::: Available data :::
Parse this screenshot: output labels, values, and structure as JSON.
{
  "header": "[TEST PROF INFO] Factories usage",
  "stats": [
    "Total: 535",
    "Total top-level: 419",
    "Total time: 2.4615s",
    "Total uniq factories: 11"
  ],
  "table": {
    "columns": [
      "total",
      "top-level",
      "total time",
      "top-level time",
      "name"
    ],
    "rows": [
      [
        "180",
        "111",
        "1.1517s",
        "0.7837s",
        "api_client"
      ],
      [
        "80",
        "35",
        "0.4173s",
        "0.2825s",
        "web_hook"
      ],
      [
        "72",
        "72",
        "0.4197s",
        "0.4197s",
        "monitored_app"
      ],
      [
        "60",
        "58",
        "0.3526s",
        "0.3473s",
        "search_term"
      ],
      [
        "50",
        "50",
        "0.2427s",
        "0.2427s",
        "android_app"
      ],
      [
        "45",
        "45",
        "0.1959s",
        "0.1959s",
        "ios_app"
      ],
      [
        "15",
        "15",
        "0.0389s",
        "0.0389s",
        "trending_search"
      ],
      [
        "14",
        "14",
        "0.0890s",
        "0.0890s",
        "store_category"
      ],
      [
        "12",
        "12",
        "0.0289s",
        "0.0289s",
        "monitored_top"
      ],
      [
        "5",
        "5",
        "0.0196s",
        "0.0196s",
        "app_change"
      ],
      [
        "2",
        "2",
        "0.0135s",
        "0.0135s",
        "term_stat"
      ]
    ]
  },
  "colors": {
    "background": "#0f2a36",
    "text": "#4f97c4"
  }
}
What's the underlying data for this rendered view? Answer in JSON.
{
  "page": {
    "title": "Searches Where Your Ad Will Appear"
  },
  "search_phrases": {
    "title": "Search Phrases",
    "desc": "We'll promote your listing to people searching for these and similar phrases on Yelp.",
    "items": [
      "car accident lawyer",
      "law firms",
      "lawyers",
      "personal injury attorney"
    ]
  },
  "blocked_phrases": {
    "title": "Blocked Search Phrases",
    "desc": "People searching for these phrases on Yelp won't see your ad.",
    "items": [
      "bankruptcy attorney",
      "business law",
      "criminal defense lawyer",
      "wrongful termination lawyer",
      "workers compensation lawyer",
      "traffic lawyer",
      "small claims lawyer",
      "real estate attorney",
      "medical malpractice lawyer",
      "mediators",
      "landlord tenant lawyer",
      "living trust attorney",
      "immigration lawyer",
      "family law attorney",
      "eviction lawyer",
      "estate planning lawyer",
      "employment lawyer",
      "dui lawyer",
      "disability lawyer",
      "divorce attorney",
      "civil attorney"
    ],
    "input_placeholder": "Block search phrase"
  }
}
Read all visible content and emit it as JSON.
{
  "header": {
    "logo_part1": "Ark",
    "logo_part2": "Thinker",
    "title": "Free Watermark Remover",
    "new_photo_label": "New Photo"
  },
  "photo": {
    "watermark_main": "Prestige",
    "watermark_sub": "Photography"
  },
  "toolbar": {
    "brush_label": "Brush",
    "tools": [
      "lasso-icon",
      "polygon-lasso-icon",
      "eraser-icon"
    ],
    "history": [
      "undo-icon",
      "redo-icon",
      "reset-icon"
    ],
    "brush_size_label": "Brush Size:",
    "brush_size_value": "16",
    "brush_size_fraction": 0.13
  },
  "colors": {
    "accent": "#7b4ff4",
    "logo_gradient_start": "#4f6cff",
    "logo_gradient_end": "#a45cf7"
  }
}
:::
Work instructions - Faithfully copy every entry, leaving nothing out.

The completed task -
Parse this screenshot: output labels, values, and structure as JSON.
{
  "header": "[TEST PROF INFO] Factories usage",
  "stats": [
    "Total: 535",
    "Total top-level: 419",
    "Total time: 2.4615s",
    "Total uniq factories: 11"
  ],
  "table": {
    "columns": [
      "total",
      "top-level",
      "total time",
      "top-level time",
      "name"
    ],
    "rows": [
      [
        "180",
        "111",
        "1.1517s",
        "0.7837s",
        "api_client"
      ],
      [
        "80",
        "35",
        "0.4173s",
        "0.2825s",
        "web_hook"
      ],
      [
        "72",
        "72",
        "0.4197s",
        "0.4197s",
        "monitored_app"
      ],
      [
        "60",
        "58",
        "0.3526s",
        "0.3473s",
        "search_term"
      ],
      [
        "50",
        "50",
        "0.2427s",
        "0.2427s",
        "android_app"
      ],
      [
        "45",
        "45",
        "0.1959s",
        "0.1959s",
        "ios_app"
      ],
      [
        "15",
        "15",
        "0.0389s",
        "0.0389s",
        "trending_search"
      ],
      [
        "14",
        "14",
        "0.0890s",
        "0.0890s",
        "store_category"
      ],
      [
        "12",
        "12",
        "0.0289s",
        "0.0289s",
        "monitored_top"
      ],
      [
        "5",
        "5",
        "0.0196s",
        "0.0196s",
        "app_change"
      ],
      [
        "2",
        "2",
        "0.0135s",
        "0.0135s",
        "term_stat"
      ]
    ]
  },
  "colors": {
    "background": "#0f2a36",
    "text": "#4f97c4"
  }
}
What's the underlying data for this rendered view? Answer in JSON.
{
  "page": {
    "title": "Searches Where Your Ad Will Appear"
  },
  "search_phrases": {
    "title": "Search Phrases",
    "desc": "We'll promote your listing to people searching for these and similar phrases on Yelp.",
    "items": [
      "car accident lawyer",
      "law firms",
      "lawyers",
      "personal injury attorney"
    ]
  },
  "blocked_phrases": {
    "title": "Blocked Search Phrases",
    "desc": "People searching for these phrases on Yelp won't see your ad.",
    "items": [
      "bankruptcy attorney",
      "business law",
      "criminal defense lawyer",
      "wrongful termination lawyer",
      "workers compensation lawyer",
      "traffic lawyer",
      "small claims lawyer",
      "real estate attorney",
      "medical malpractice lawyer",
      "mediators",
      "landlord tenant lawyer",
      "living trust attorney",
      "immigration lawyer",
      "family law attorney",
      "eviction lawyer",
      "estate planning lawyer",
      "employment lawyer",
      "dui lawyer",
      "disability lawyer",
      "divorce attorney",
      "civil attorney"
    ],
    "input_placeholder": "Block search phrase"
  }
}
Read all visible content and emit it as JSON.
{
  "header": {
    "logo_part1": "Ark",
    "logo_part2": "Thinker",
    "title": "Free Watermark Remover",
    "new_photo_label": "New Photo"
  },
  "photo": {
    "watermark_main": "Prestige",
    "watermark_sub": "Photography"
  },
  "toolbar": {
    "brush_label": "Brush",
    "tools": [
      "lasso-icon",
      "polygon-lasso-icon",
      "eraser-icon"
    ],
    "history": [
      "undo-icon",
      "redo-icon",
      "reset-icon"
    ],
    "brush_size_label": "Brush Size:",
    "brush_size_value": "16",
    "brush_size_fraction": 0.13
  },
  "colors": {
    "accent": "#7b4ff4",
    "logo_gradient_start": "#4f6cff",
    "logo_gradient_end": "#a45cf7"
  }
}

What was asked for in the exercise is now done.